Tibial plafond fractures refer to fractures involving the weightbearing surface of the distal tibia. This type of injury usually results from high-energy axial loading but may result from lower-energy rotation forces. The posterolateral approach to the distal tibia is commonly used for stabilization of ankle fractures, as it allows good visualization and direct reduction of the posterior distal tibia and malleolar fragments. It is important for surgeons to be aware of the surgical anatomy of the peroneal artery (PA) to avoid inadvertent injury during the posterolateral approach to the distal tibia. The PA may bifurcate as close as 36 mm from the tibial plafond with possible variation bilaterally. The operating surgeon must pay special attention while dissecting in this region because of wide anatomic variation in vasculature. However, once the PA is mobilized, any fixation modality can be safely performed. [22]

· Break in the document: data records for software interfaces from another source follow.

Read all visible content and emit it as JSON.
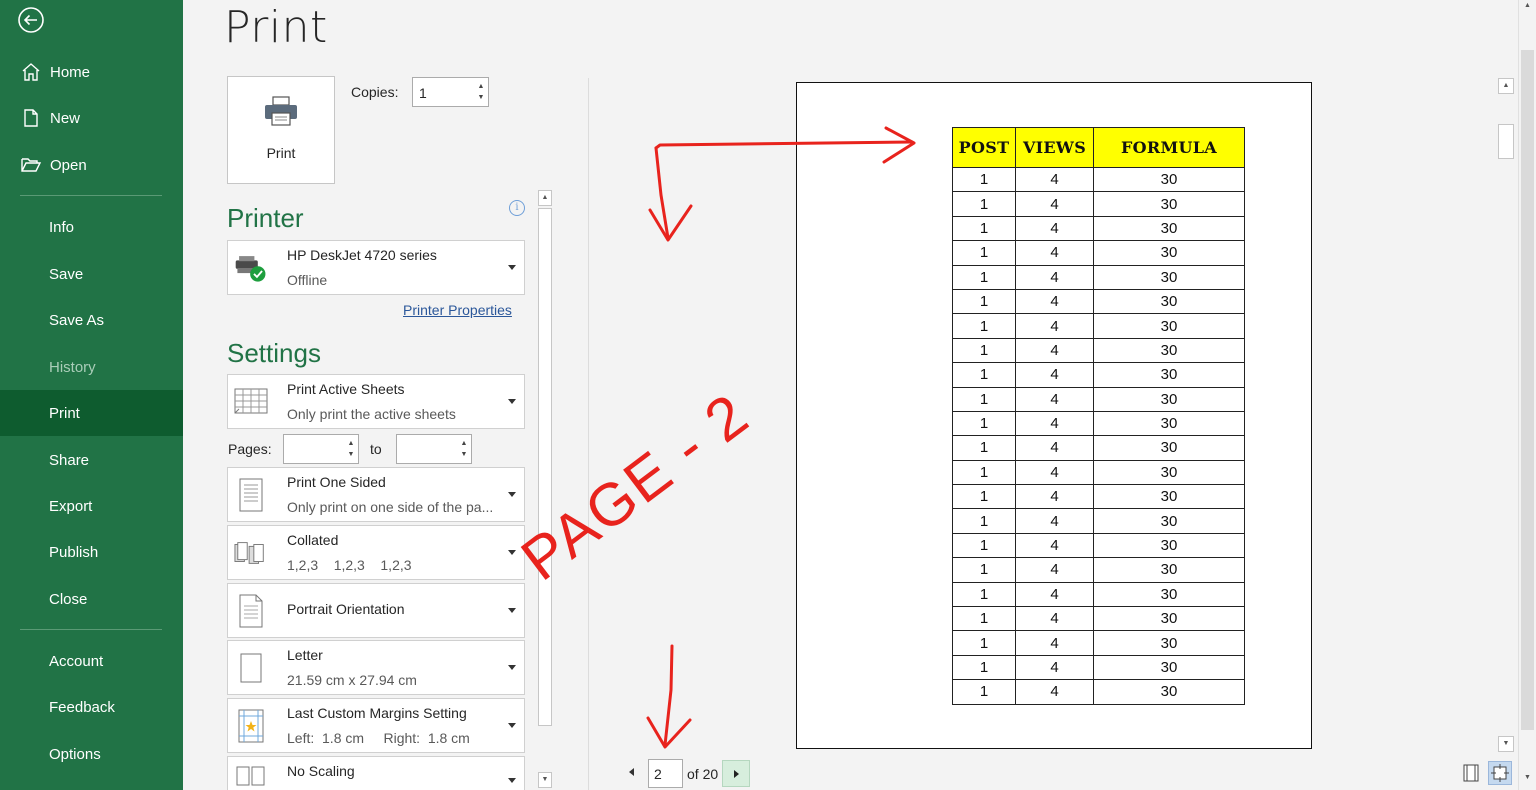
{
  "sidebar": {
    "items": [
      {
        "label": "Home"
      },
      {
        "label": "New"
      },
      {
        "label": "Open"
      },
      {
        "label": "Info"
      },
      {
        "label": "Save"
      },
      {
        "label": "Save As"
      },
      {
        "label": "History"
      },
      {
        "label": "Print"
      },
      {
        "label": "Share"
      },
      {
        "label": "Export"
      },
      {
        "label": "Publish"
      },
      {
        "label": "Close"
      },
      {
        "label": "Account"
      },
      {
        "label": "Feedback"
      },
      {
        "label": "Options"
      }
    ],
    "selected": "Print",
    "background": "#217346"
  },
  "page_title": "Print",
  "print_button": {
    "label": "Print"
  },
  "copies": {
    "label": "Copies:",
    "value": "1"
  },
  "printer": {
    "section_title": "Printer",
    "name": "HP DeskJet 4720 series",
    "status": "Offline",
    "properties_link": "Printer Properties"
  },
  "settings": {
    "section_title": "Settings",
    "what_to_print": {
      "title": "Print Active Sheets",
      "subtitle": "Only print the active sheets"
    },
    "pages": {
      "label": "Pages:",
      "from": "",
      "to_label": "to",
      "to": ""
    },
    "sides": {
      "title": "Print One Sided",
      "subtitle": "Only print on one side of the pa..."
    },
    "collation": {
      "title": "Collated",
      "subtitle": "1,2,3    1,2,3    1,2,3"
    },
    "orientation": {
      "title": "Portrait Orientation"
    },
    "paper": {
      "title": "Letter",
      "subtitle": "21.59 cm x 27.94 cm"
    },
    "margins": {
      "title": "Last Custom Margins Setting",
      "subtitle": "Left:  1.8 cm     Right:  1.8 cm"
    },
    "scaling": {
      "title": "No Scaling"
    }
  },
  "preview": {
    "headers": [
      "POST",
      "VIEWS",
      "FORMULA"
    ],
    "header_color": "#ffff00",
    "rows": [
      [
        "1",
        "4",
        "30"
      ],
      [
        "1",
        "4",
        "30"
      ],
      [
        "1",
        "4",
        "30"
      ],
      [
        "1",
        "4",
        "30"
      ],
      [
        "1",
        "4",
        "30"
      ],
      [
        "1",
        "4",
        "30"
      ],
      [
        "1",
        "4",
        "30"
      ],
      [
        "1",
        "4",
        "30"
      ],
      [
        "1",
        "4",
        "30"
      ],
      [
        "1",
        "4",
        "30"
      ],
      [
        "1",
        "4",
        "30"
      ],
      [
        "1",
        "4",
        "30"
      ],
      [
        "1",
        "4",
        "30"
      ],
      [
        "1",
        "4",
        "30"
      ],
      [
        "1",
        "4",
        "30"
      ],
      [
        "1",
        "4",
        "30"
      ],
      [
        "1",
        "4",
        "30"
      ],
      [
        "1",
        "4",
        "30"
      ],
      [
        "1",
        "4",
        "30"
      ],
      [
        "1",
        "4",
        "30"
      ],
      [
        "1",
        "4",
        "30"
      ],
      [
        "1",
        "4",
        "30"
      ]
    ]
  },
  "page_nav": {
    "current": "2",
    "of_label": "of 20"
  },
  "annotation": {
    "text": "PAGE - 2",
    "color": "#e8231d"
  }
}
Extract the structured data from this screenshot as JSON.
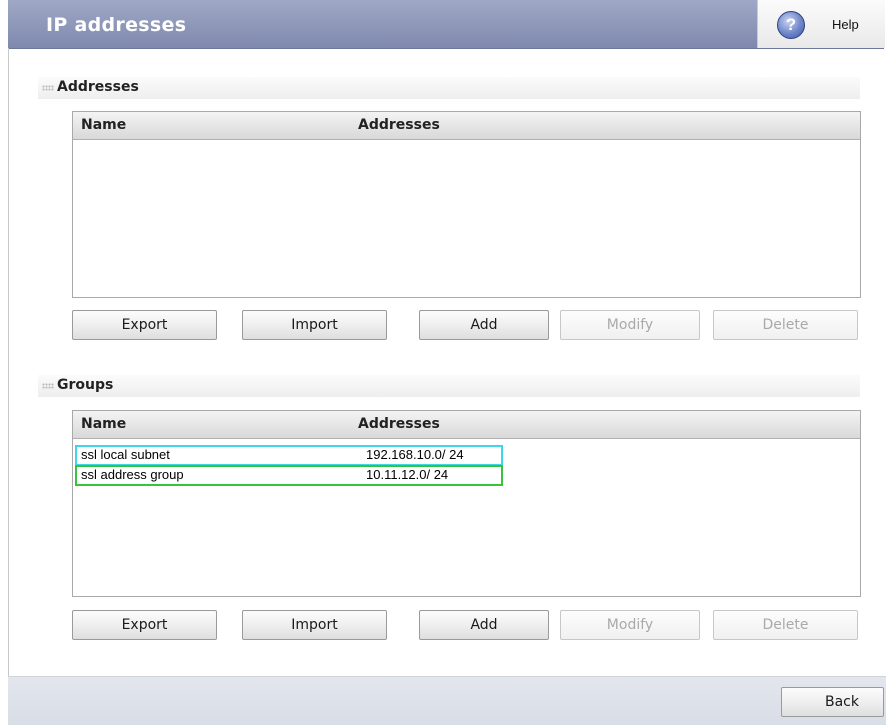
{
  "header": {
    "title": "IP addresses",
    "help_label": "Help",
    "help_icon": "question-circle-icon"
  },
  "addresses_section": {
    "title": "Addresses",
    "columns": [
      "Name",
      "Addresses"
    ],
    "rows": [],
    "buttons": {
      "export": "Export",
      "import": "Import",
      "add": "Add",
      "modify": "Modify",
      "delete": "Delete"
    }
  },
  "groups_section": {
    "title": "Groups",
    "columns": [
      "Name",
      "Addresses"
    ],
    "rows": [
      {
        "name": "ssl local subnet",
        "addresses": "192.168.10.0/ 24",
        "highlight_color": "#3fd7e6"
      },
      {
        "name": "ssl address group",
        "addresses": "10.11.12.0/ 24",
        "highlight_color": "#39c23c"
      }
    ],
    "buttons": {
      "export": "Export",
      "import": "Import",
      "add": "Add",
      "modify": "Modify",
      "delete": "Delete"
    }
  },
  "footer": {
    "back_label": "Back"
  },
  "colors": {
    "header_bg": "#8b94b7",
    "footer_bg": "#dee1e9",
    "disabled_text": "#a9a9a9"
  }
}
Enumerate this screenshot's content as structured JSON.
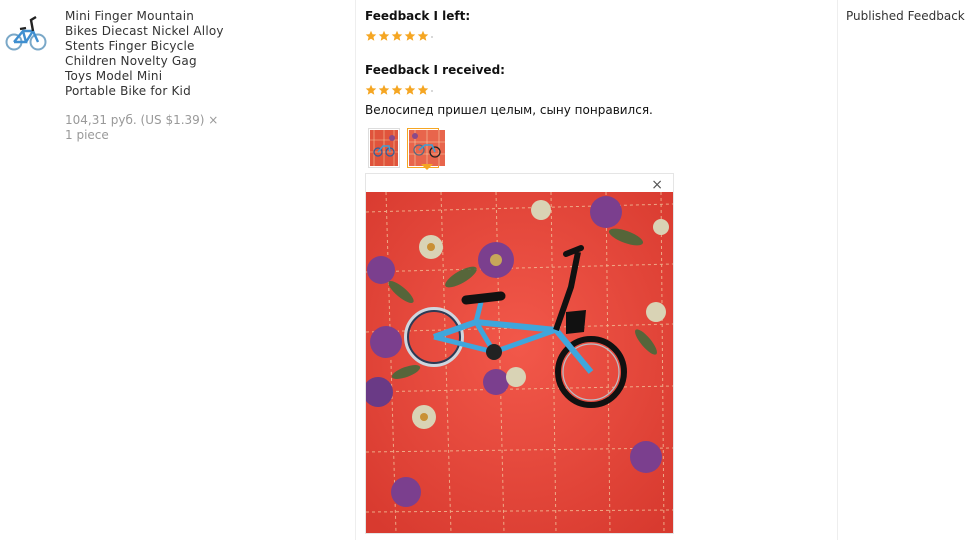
{
  "product": {
    "title_lines": [
      "Mini Finger Mountain",
      "Bikes Diecast Nickel Alloy",
      "Stents Finger Bicycle",
      "Children Novelty Gag",
      "Toys Model Mini",
      "Portable Bike for Kid"
    ],
    "price_line1": "104,31 руб. (US $1.39) ×",
    "price_line2": "1 piece",
    "thumbnail_icon": "bicycle-thumbnail"
  },
  "feedback": {
    "left_label": "Feedback I left:",
    "left_rating": 5,
    "received_label": "Feedback I received:",
    "received_rating": 5,
    "comment": "Велосипед пришел целым, сыну понравился.",
    "photos_count": 2,
    "active_photo": 2,
    "close_symbol": "×",
    "star_color": "#f5a623"
  },
  "status": {
    "published": "Published Feedback"
  }
}
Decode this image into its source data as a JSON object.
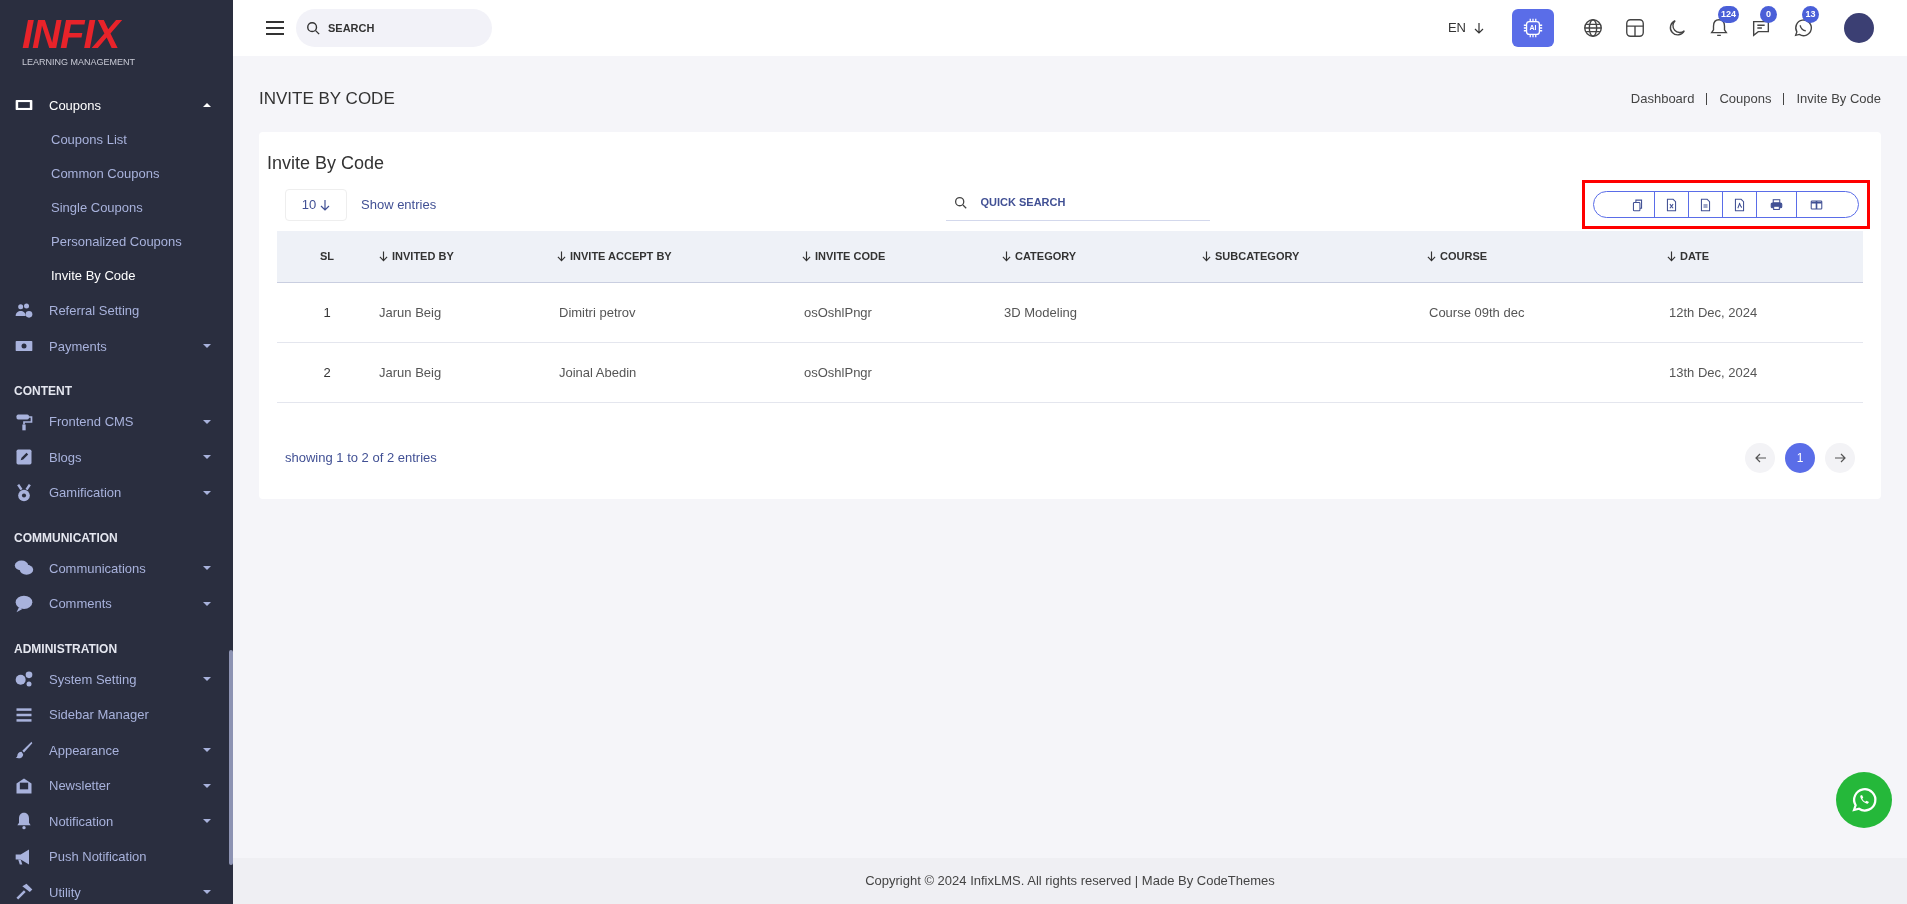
{
  "sidebar": {
    "logo": {
      "text": "INFIX",
      "subtitle": "LEARNING MANAGEMENT"
    },
    "sections": [
      {
        "items": [
          {
            "label": "Coupons",
            "expanded": true,
            "children": [
              {
                "label": "Coupons List",
                "selected": false
              },
              {
                "label": "Common Coupons",
                "selected": false
              },
              {
                "label": "Single Coupons",
                "selected": false
              },
              {
                "label": "Personalized Coupons",
                "selected": false
              },
              {
                "label": "Invite By Code",
                "selected": true
              }
            ]
          },
          {
            "label": "Referral Setting"
          },
          {
            "label": "Payments",
            "expanded": false
          }
        ]
      },
      {
        "heading": "CONTENT",
        "items": [
          {
            "label": "Frontend CMS",
            "expanded": false
          },
          {
            "label": "Blogs",
            "expanded": false
          },
          {
            "label": "Gamification",
            "expanded": false
          }
        ]
      },
      {
        "heading": "COMMUNICATION",
        "items": [
          {
            "label": "Communications",
            "expanded": false
          },
          {
            "label": "Comments",
            "expanded": false
          }
        ]
      },
      {
        "heading": "ADMINISTRATION",
        "items": [
          {
            "label": "System Setting",
            "expanded": false
          },
          {
            "label": "Sidebar Manager"
          },
          {
            "label": "Appearance",
            "expanded": false
          },
          {
            "label": "Newsletter",
            "expanded": false
          },
          {
            "label": "Notification",
            "expanded": false
          },
          {
            "label": "Push Notification"
          },
          {
            "label": "Utility",
            "expanded": false
          }
        ]
      }
    ]
  },
  "header": {
    "search": {
      "placeholder": "SEARCH"
    },
    "language": "EN",
    "ai_button": "AI",
    "badges": [
      "124",
      "0",
      "13"
    ]
  },
  "page": {
    "title": "INVITE BY CODE",
    "breadcrumb": [
      "Dashboard",
      "Coupons",
      "Invite By Code"
    ]
  },
  "card": {
    "title": "Invite By Code",
    "page_size": "10",
    "show_entries": "Show entries",
    "quick_search": {
      "placeholder": "QUICK SEARCH"
    },
    "export_toolbar": {
      "highlighted": true
    },
    "table": {
      "columns": [
        {
          "label": "SL",
          "sortable": false
        },
        {
          "label": "INVITED BY",
          "sortable": true
        },
        {
          "label": "INVITE ACCEPT BY",
          "sortable": true
        },
        {
          "label": "INVITE CODE",
          "sortable": true
        },
        {
          "label": "CATEGORY",
          "sortable": true
        },
        {
          "label": "SUBCATEGORY",
          "sortable": true
        },
        {
          "label": "COURSE",
          "sortable": true
        },
        {
          "label": "DATE",
          "sortable": true
        }
      ],
      "rows": [
        {
          "sl": "1",
          "invited_by": "Jarun Beig",
          "invite_accept_by": "Dimitri petrov",
          "invite_code": "osOshlPngr",
          "category": "3D Modeling",
          "course": "Course 09th dec",
          "date": "12th Dec, 2024"
        },
        {
          "sl": "2",
          "invited_by": "Jarun Beig",
          "invite_accept_by": "Joinal Abedin",
          "invite_code": "osOshlPngr",
          "date": "13th Dec, 2024"
        }
      ]
    },
    "summary": "showing 1 to 2 of 2 entries",
    "pagination": [
      {
        "label": "1",
        "selected": true
      }
    ]
  },
  "footer": "Copyright © 2024 InfixLMS. All rights reserved | Made By CodeThemes"
}
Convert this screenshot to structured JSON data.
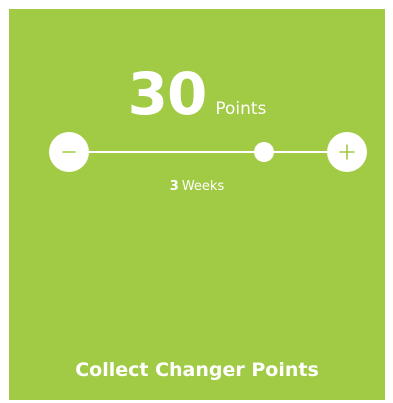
{
  "colors": {
    "background": "#a1ca45",
    "foreground": "#ffffff",
    "icon": "#a1ca45"
  },
  "points": {
    "value": "30",
    "unit": "Points"
  },
  "slider": {
    "level_fraction": 0.7,
    "decrease_icon": "minus-icon",
    "increase_icon": "plus-icon"
  },
  "duration": {
    "value": "3",
    "unit": "Weeks"
  },
  "footer": {
    "title": "Collect Changer Points"
  }
}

Maisonneuve fractures are rare and are considered unstable ankle injuries. This type of injury usually involves a pronation-external rotation force.

Stress fractures of the tibia and fibula may occur as the result of repetitive submaximal stresses that may occur during participation in athletics. The history may reveal some change in the training routine.

Patients with osteoporosis may have a seemingly innocent mechanism of injury and may still sustain fracture. [23]



When examining a patient for a lower leg fracture, one should first look for edema, ecchymosis, and point tenderness. Gross deformities should be noted and splinted. A careful neurovascular assessment should be performed, and an emergent fracture reduction is needed if neurovascular deficits are present.

A careful examination for open wounds should be performed. Open fractures require antibiotics and an emergent orthopedic consultation.

Tibial plateau fractures often present with a knee effusion. Tenderness is present along the medial or lateral tibial plateau. Approximately 20% of tibial plateau fractures are associated with ligamentous injuries.

(See the images below.)

Tibial plateau fractures. Line drawings of Schatzk Tibial plateau fractures. Line drawings of Schatzker types I, II, and III tibial plateau fractures. Type I consists of a wedge fracture of the lateral tibial plateau, produced by low-force injuries. Type II combines the wedge fracture of the lateral plateau with depression of the lateral plateau. Type III fractures are classified as those with depression of the lateral plateau but no associated wedge fracture.
Tibial plateau fractures. Line drawings of Schatzk Tibial plateau fractures. Line drawings of Schatzker types IV, V, and VI tibial plateau fractures. Type IV is similar to type I fracture, except that it involves the medial tibial plateau as opposed to the lateral plateau. Greater force is required to produce this type of injury. Type V fractures are termed bicondylar and demonstrate wedge fractures of both the medial and lateral tibial plateaus. Finally, type VI fractures consist of a type V fracture along with a fracture of the underlying diaphysis and/or metaphysis.

Tibial tubercle fracture reveals tenderness over the anterior tibia approximately 3 cm distal to the articular surface. In more severe tibial tubercle fractures, full extension of the knee is not possible. The patella may be high riding.

Tibial eminence fracture may present with knee effusion and pain and may represent an avulsion of the tibial attachment of the anterior cruciate ligament.

Tibial shaft fracture, the most common long bone fracture, usually involves the fibula as well. Tibial fractures present with localized pain, swelling, and deformity.

Maisonneuve fracture involves fracture of the proximal fibula in association with fracture of the medial malleolus (or injured deltoid ligament) and diastasis of the distal tibiofibular syndesmosis. Patients present with proximal fibular pain in addition to medial ankle pain. This is an unstable ankle injury.

Tibial plafond fractures reveal tenderness along the distal tibia; patients may have severely decreased range of motion in the ankle.



The following complications may be noted:

  • Neurovascular compromise

  • Compartment syndrome

  • Peroneal nerve injury

  • Infection

  • Gangrene

  • Osteomyelitis

  • Delayed union, nonunion, or malunion

  • Amputation or skin loss

  • Posttraumatic arthritis

  • Fat embolism

  • Venous thromboembolism